I saw a response recently to the attempt by some to change #BlackLivesMatter into #AllLivesMatter which struck a chord. ‘Do people who change #BlackLivesMatter to #AllLivesMatter run through a cancer fundraiser going ‘THERE ARE OTHER DISEASES TOO’. There are societal problems facing both genders, if you feel strongly about the issues facing men then by all means campaign on their behalf instead of trying to tear apart what others are doing. The reason that there are things like safe houses for women is that yearly 100 women are killed by a current or former partner. (UK) The figure is for men is 30, under a third of these are killed by women against whom they have a documented history of abuse. There should of course be more support for men in these terrible situations, so why not put your efforts and energies into that instead.

The video is classic inflammatory clickbait disguised as one person ‘telling it like it is’. Three minutes is not long enough to properly consider the history of these issues; it is dangerous to make statements without context and to actively engage in creating media that attempts to undermine movements created for equality.

Small White Elephant

Deep in the heart of Peckham, just off Rye Lane, lives our favourite coffee shop – Small White Elephant.  It was one of the best things about living in Peckham, which is saying a lot as the place is starting to contains a lot of coffee shops and artisan bakeries…

There is nothing wrong with an abundance of coffee shops; café culture has been a traditional part of European social culture for hundreds of years. People have used them to write, read, discuss ideas and entertain. As with many proponents of commercialism, multinational coffee outlets have appropriated this rich and positive aspect of our culture and reproduced it at a much lower cost but at the same time stripping it of its original charm through their inherent homogeny.  Small White Elephant is a welcome relief from these bland identikits.

Orange on the outside, cosy and tropical on the inside it is like being inside a secret treehouse. I particularly enjoy all the toy dinosaurs and large novelty mushrooms. Matt likes the constantly changing art and their choices in music. Especially the music.  Through this place he first heard one of his now favourites, Karen Dalton.


The food is hearty and healthy, think lots of avocado, chorizo and brownies. Many a morning have we sat there trying to quell our hangover’s rage by tricking it with vitamins and caffeine. The Vietnamese coffee is delicious. You have to wait for it to drip, so it takes a little longer. The coffee is dark and rich, served with a little condensed milk in the bottom of the glass. It is a wonderful combination of sweetness and stimulant.


They also have the occasional late night there, we went to a couple of jazz gigs, and they have poetry evenings.  There is also a big bookshelf right at the back, which operates a policy I usually see in hostels of ‘give a book, take a book’. I’m a fan of these magical bookshelves with unlooked for treasures.

What I like the most about this place is the eye for quality with lack of pretensions. There is interesting art, killer music choices and a warm, friendly environment. The whole place seems to have been carefully designed to replenish the body and refresh the mind. Jen and Dale are lovely and make you feel completely welcome.

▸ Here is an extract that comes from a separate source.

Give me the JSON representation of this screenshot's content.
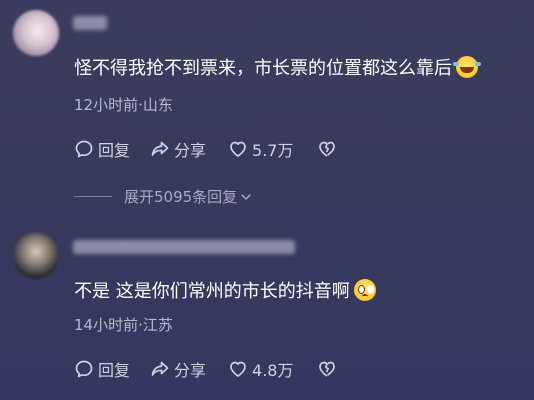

My laptop still proudly bears the Small White Elephant sticker, although it’s looking a little bit worse for wear these days…


If you live around the Camberwell/Peckham area, go and have a nosy – it’s bloody lovely.